1347 Tommaso of Modena paints a fresco cycle at the church of San Niccolò in Treviso (Veneto) representing the members of the Dominican Order.

1348 The Black Death (Bubonic Plague) hits Italy, killing one third of the population. Its influence on the art is evident: Florentine art grows stiff and becomes more conservative; archaic formulas are back in use.

1365 Giovanni da Milano paints the Storie della Vergine for the Rinuccini Chapel in Santa Croce (Florence). He represents scenes from everyday life, using a wide array of colors. During this same period of time, Andrea da Firenze paints an allegory of the Dominican Order for the same church.

1379 Altichiero of Zevio completes the frescoes in the chapel of St. James (now St. Felix) in the Santo in Padua (the church where St. Anthony is buried). It is both complex and modern in its choral representation of the figures, its use of space, architectural details, and costumes. It is regarded as one of the most exceptional pictorial works of the second half of the 14th century. Tuscany is no longer the sole dominating force in the world of Italian art: the great courts at Milan, Padua, and Verona begin investing in works of art on a large scale.

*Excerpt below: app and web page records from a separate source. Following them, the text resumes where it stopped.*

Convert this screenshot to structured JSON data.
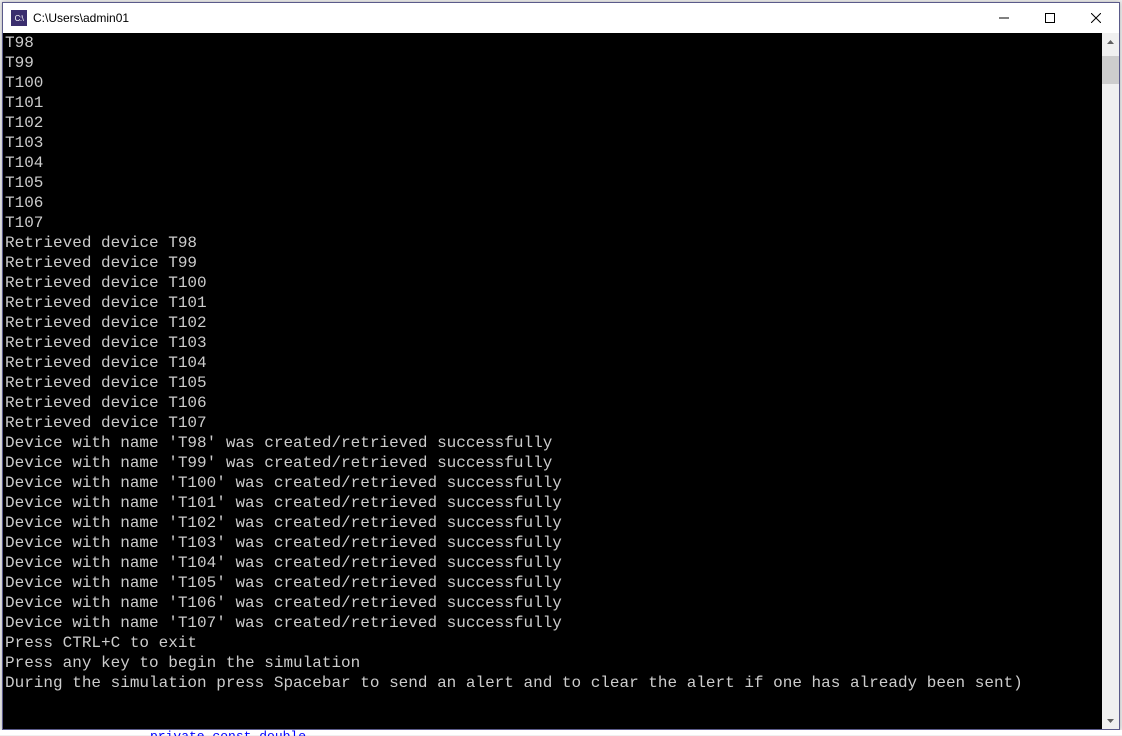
{
  "window": {
    "icon_text": "C:\\",
    "title": "C:\\Users\\admin01"
  },
  "console_lines": [
    "T98",
    "T99",
    "T100",
    "T101",
    "T102",
    "T103",
    "T104",
    "T105",
    "T106",
    "T107",
    "Retrieved device T98",
    "Retrieved device T99",
    "Retrieved device T100",
    "Retrieved device T101",
    "Retrieved device T102",
    "Retrieved device T103",
    "Retrieved device T104",
    "Retrieved device T105",
    "Retrieved device T106",
    "Retrieved device T107",
    "Device with name 'T98' was created/retrieved successfully",
    "Device with name 'T99' was created/retrieved successfully",
    "Device with name 'T100' was created/retrieved successfully",
    "Device with name 'T101' was created/retrieved successfully",
    "Device with name 'T102' was created/retrieved successfully",
    "Device with name 'T103' was created/retrieved successfully",
    "Device with name 'T104' was created/retrieved successfully",
    "Device with name 'T105' was created/retrieved successfully",
    "Device with name 'T106' was created/retrieved successfully",
    "Device with name 'T107' was created/retrieved successfully",
    "Press CTRL+C to exit",
    "Press any key to begin the simulation",
    "During the simulation press Spacebar to send an alert and to clear the alert if one has already been sent)"
  ],
  "code_fragment": "private const double"
}
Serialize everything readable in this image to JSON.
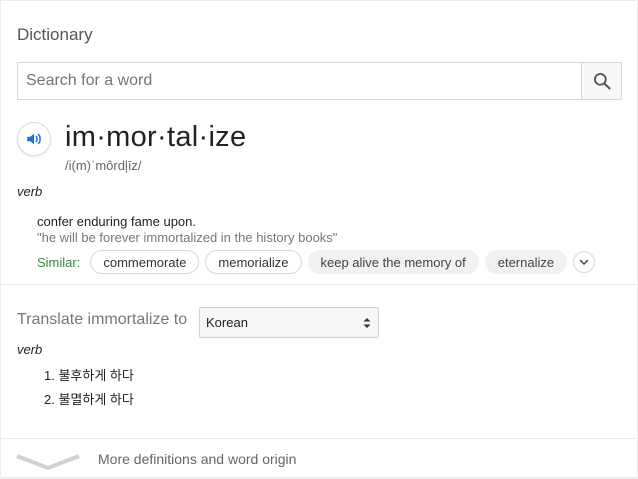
{
  "header": {
    "title": "Dictionary"
  },
  "search": {
    "placeholder": "Search for a word"
  },
  "entry": {
    "headword": "im·mor·tal·ize",
    "phonetic": "/i(m)ˈmôrdl̩īz/",
    "pos": "verb",
    "definition": "confer enduring fame upon.",
    "example": "\"he will be forever immortalized in the history books\"",
    "similar_label": "Similar:",
    "similar": [
      "commemorate",
      "memorialize",
      "keep alive the memory of",
      "eternalize"
    ]
  },
  "translate": {
    "label": "Translate immortalize to",
    "language": "Korean",
    "pos": "verb",
    "items": [
      "1. 불후하게 하다",
      "2. 불멸하게 하다"
    ]
  },
  "footer": {
    "more_label": "More definitions and word origin"
  },
  "colors": {
    "similar_label": "#3a8a3a",
    "speaker_icon": "#1a73e8"
  },
  "icons": [
    "search-icon",
    "speaker-icon",
    "chevron-down-icon",
    "select-arrows-icon",
    "chevron-down-large-icon"
  ]
}
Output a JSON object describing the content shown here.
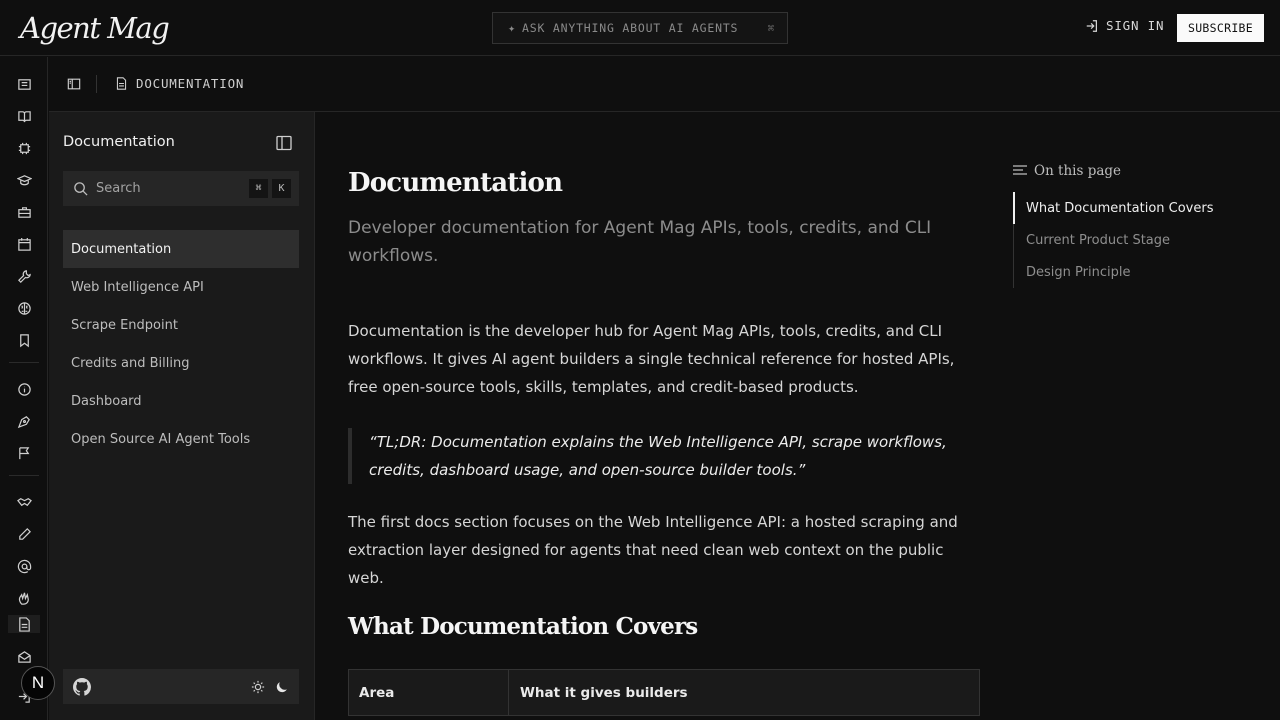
{
  "header": {
    "logo": "Agent Mag",
    "ask_placeholder": "ASK ANYTHING ABOUT AI AGENTS",
    "ask_shortcut": "⌘",
    "sign_in": "SIGN IN",
    "subscribe": "SUBSCRIBE"
  },
  "rail": {
    "icons": [
      "newspaper-icon",
      "book-open-icon",
      "cpu-icon",
      "graduation-cap-icon",
      "briefcase-icon",
      "calendar-icon",
      "wrench-icon",
      "brain-icon",
      "bookmark-icon",
      "info-icon",
      "pen-nib-icon",
      "flag-icon",
      "handshake-icon",
      "pencil-icon",
      "at-sign-icon",
      "waving-hand-icon",
      "file-text-icon",
      "mail-open-icon",
      "log-in-icon"
    ]
  },
  "breadcrumb": {
    "label": "DOCUMENTATION"
  },
  "sidebar": {
    "title": "Documentation",
    "search_placeholder": "Search",
    "kbd": [
      "⌘",
      "K"
    ],
    "items": [
      {
        "label": "Documentation",
        "active": true
      },
      {
        "label": "Web Intelligence API"
      },
      {
        "label": "Scrape Endpoint"
      },
      {
        "label": "Credits and Billing"
      },
      {
        "label": "Dashboard"
      },
      {
        "label": "Open Source AI Agent Tools"
      }
    ]
  },
  "main": {
    "title": "Documentation",
    "subtitle": "Developer documentation for Agent Mag APIs, tools, credits, and CLI workflows.",
    "intro": "Documentation is the developer hub for Agent Mag APIs, tools, credits, and CLI workflows. It gives AI agent builders a single technical reference for hosted APIs, free open-source tools, skills, templates, and credit-based products.",
    "quote": "“TL;DR: Documentation explains the Web Intelligence API, scrape workflows, credits, dashboard usage, and open-source builder tools.”",
    "para2": "The first docs section focuses on the Web Intelligence API: a hosted scraping and extraction layer designed for agents that need clean web context on the public web.",
    "section_title": "What Documentation Covers",
    "table": {
      "headers": [
        "Area",
        "What it gives builders"
      ]
    }
  },
  "toc": {
    "heading": "On this page",
    "items": [
      {
        "label": "What Documentation Covers",
        "active": true
      },
      {
        "label": "Current Product Stage"
      },
      {
        "label": "Design Principle"
      }
    ]
  },
  "badge": {
    "letter": "N"
  }
}
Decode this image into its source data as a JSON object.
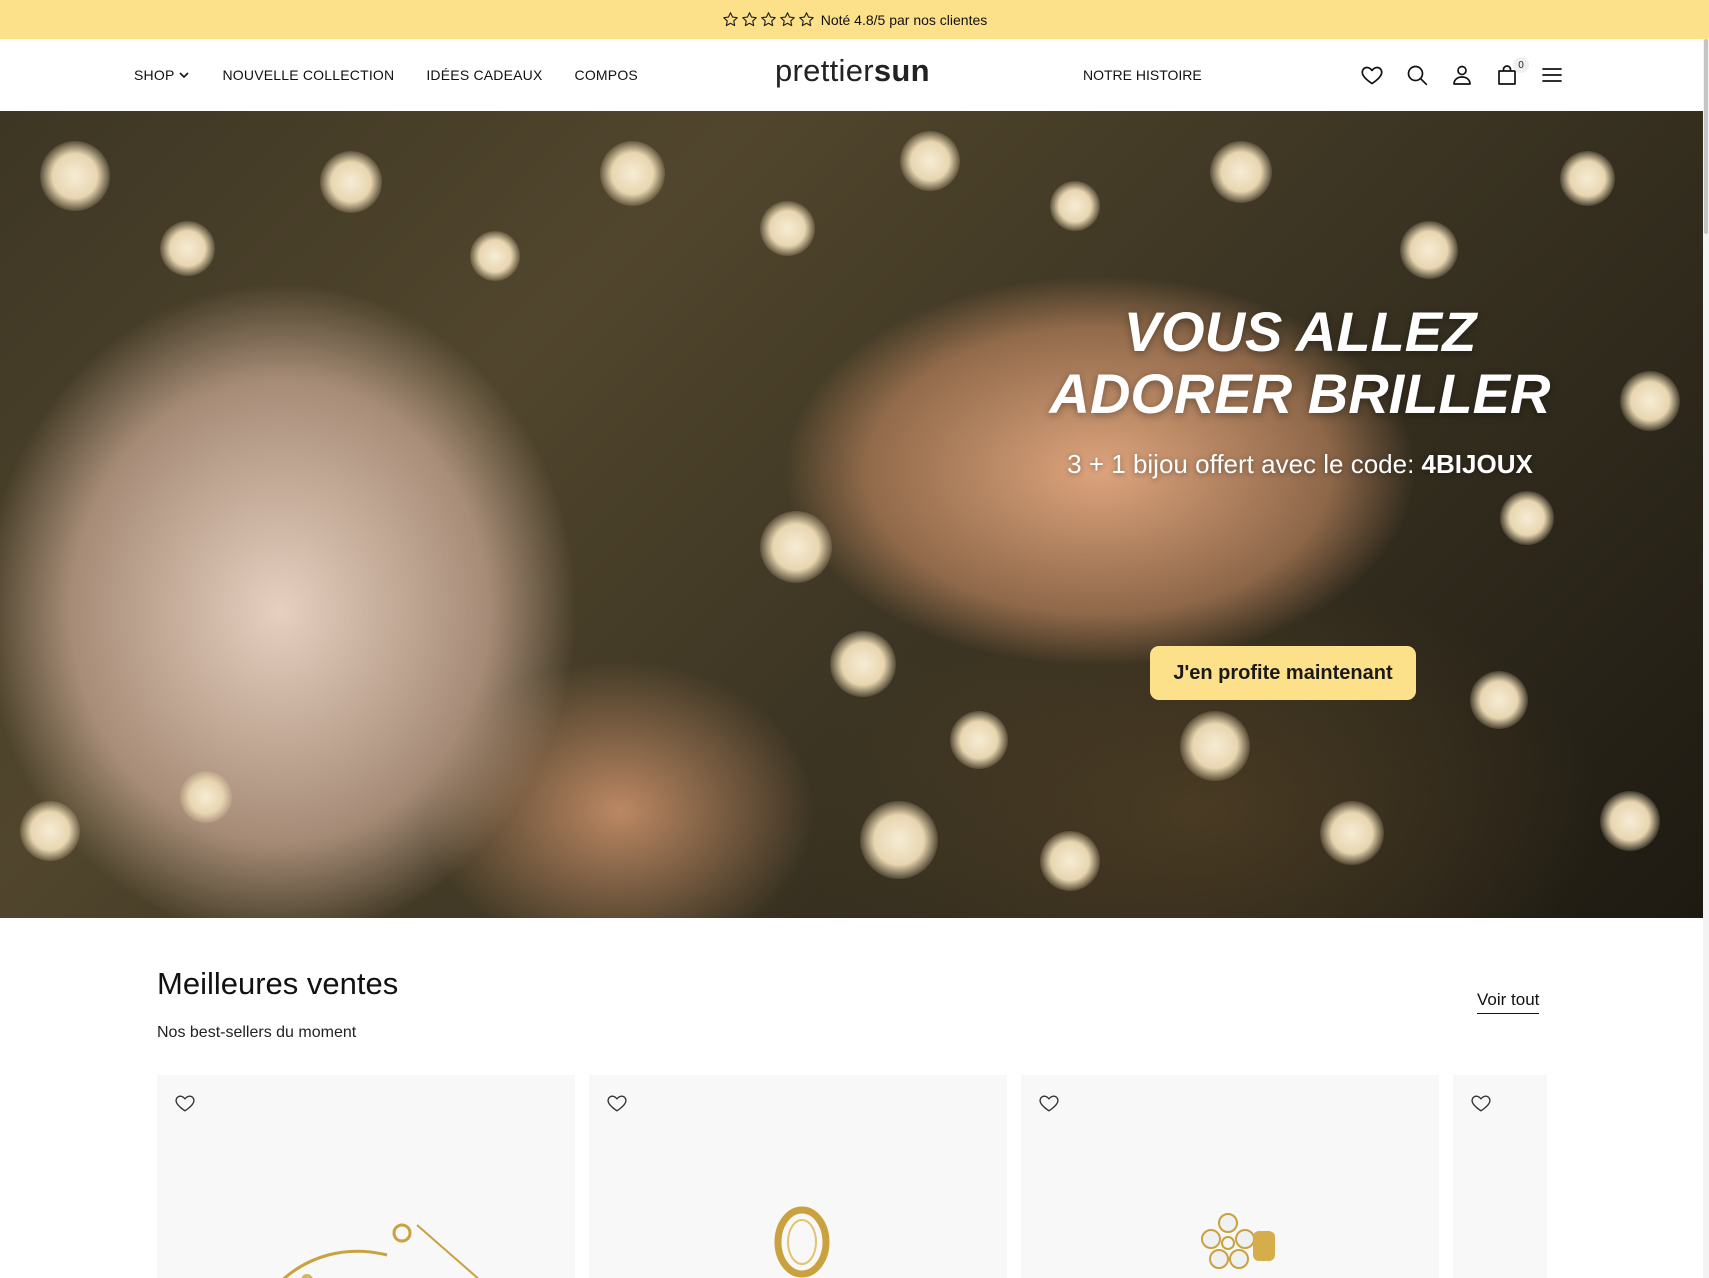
{
  "announcement": {
    "text": "Noté 4.8/5 par nos clientes",
    "stars": 5
  },
  "header": {
    "nav_left": [
      {
        "label": "SHOP",
        "has_dropdown": true
      },
      {
        "label": "NOUVELLE COLLECTION"
      },
      {
        "label": "IDÉES CADEAUX"
      },
      {
        "label": "COMPOS"
      }
    ],
    "logo": {
      "light": "prettier",
      "bold": "sun"
    },
    "nav_right": {
      "label": "NOTRE HISTOIRE"
    },
    "cart_count": "0",
    "icons": [
      "heart-icon",
      "search-icon",
      "user-icon",
      "bag-icon",
      "menu-icon"
    ]
  },
  "hero": {
    "title_line1": "VOUS ALLEZ",
    "title_line2": "ADORER BRILLER",
    "subtitle_prefix": "3 + 1 bijou offert avec le code: ",
    "subtitle_code": "4BIJOUX",
    "cta": "J'en profite maintenant"
  },
  "bestsellers": {
    "title": "Meilleures ventes",
    "subtitle": "Nos best-sellers du moment",
    "see_all": "Voir tout",
    "products": [
      {
        "kind": "chain-earring"
      },
      {
        "kind": "hoop-earring"
      },
      {
        "kind": "star-stud-earring"
      },
      {
        "kind": "product-partial"
      }
    ]
  },
  "colors": {
    "accent_yellow": "#fde08a",
    "text": "#111111",
    "card_bg": "#f8f8f8"
  }
}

1382 The Loggia of the Signoria (also known as the Loggia of the Lanzi) in Florence is completed. Agnolo Gaddi designed the sculpted representations of the Virtues on the facade. Modeled after the loggias of aristocratic family houses, this Loggia was designed for public ceremonies organized by the city government.

1384 Antonio Veneziano paints scenes from the life of Saint Ranieri in the Camposanto (cemetery) at Pisa. In the years that follow, either Buffalmacco or Traini paint the Triumph of Death frescoes. Taddeo Gaddi and Piero di Puccio also paint in the Camposanto. Shortly thereafter, Pisa will fall under Florentine control; it is the last time that this once-powerful maritime republic will employ artists from so many different parts of Italy to work on a major enterprise.

1387 Construction begins on the Duomo of Milan (the world's largest Gothic cathedral). The main altar will be consecrate in 1418, but the rest of the church (excluding the 19th century facade) will only be completed in 1572. German, Flemish, French, as well as Italian architects will be involved in building this, the greatest European enterprise of the end of the 14th century.

1390 At around this time Cennino Cennini, a Florentine painter and pupil of Agnolo Gaddi, writes his Treatise on Painting. This work not only describes all the techniques used and the artistic procedures adopted by Italian artists of the late Middle Ages, but also the strict regulations governing the use of artistic materials. His treatise reveals the great importance given by Italian artists to drawing and design in the planning of a work of art.

1390 Work begins on the cathedral of San Petronio in Bologna. Iacopo Della Quercia, as a young man, works on the facade's decorations. This church, completed in the 17th century, reflects typical Italian Gothic elements: it is simple, well-proportioned, and very luminous.

1391 Nanni di Banco creates a sculptural masterpiece in the Mandorla Portal of the church of Santa Maria del Fiore in Florence. Iacopo Della Quercia also works here, and Donatello begins his career as a sculptor working on this Portal.

1393 Large altarpieces (triptyches) carved in bone by Florentine sculptors, especially the Ebriachi, are very much in demand in European courts, especially in Burgundy.

1400 Around this time Filippo Villani writes his history of Florence and it citizens. Among its illustrious citizens appear painters like Giotto, who are placed at the same level of judges, physicians, and scientists. Artists are no longer viewed negatively as partitioners of a mechanical art, but rather as masters of a liberal art. As a result, the figure of the artist acquires significant social importance, and art itself becomes part of the social and cultural values of Florence.

1401 The city of Florence sponsors a competition to determine who will do the panels for the second door of the Baptistry. Of the twelve artists that entered the competition, there were three finalist: Ghiberti, Brunelleschi, and Iacopo Della Quercia. Ghiberti barely beat Brunelleschi, and Iacopo came in third. This will mark the beginning of the Florentine Renaissance.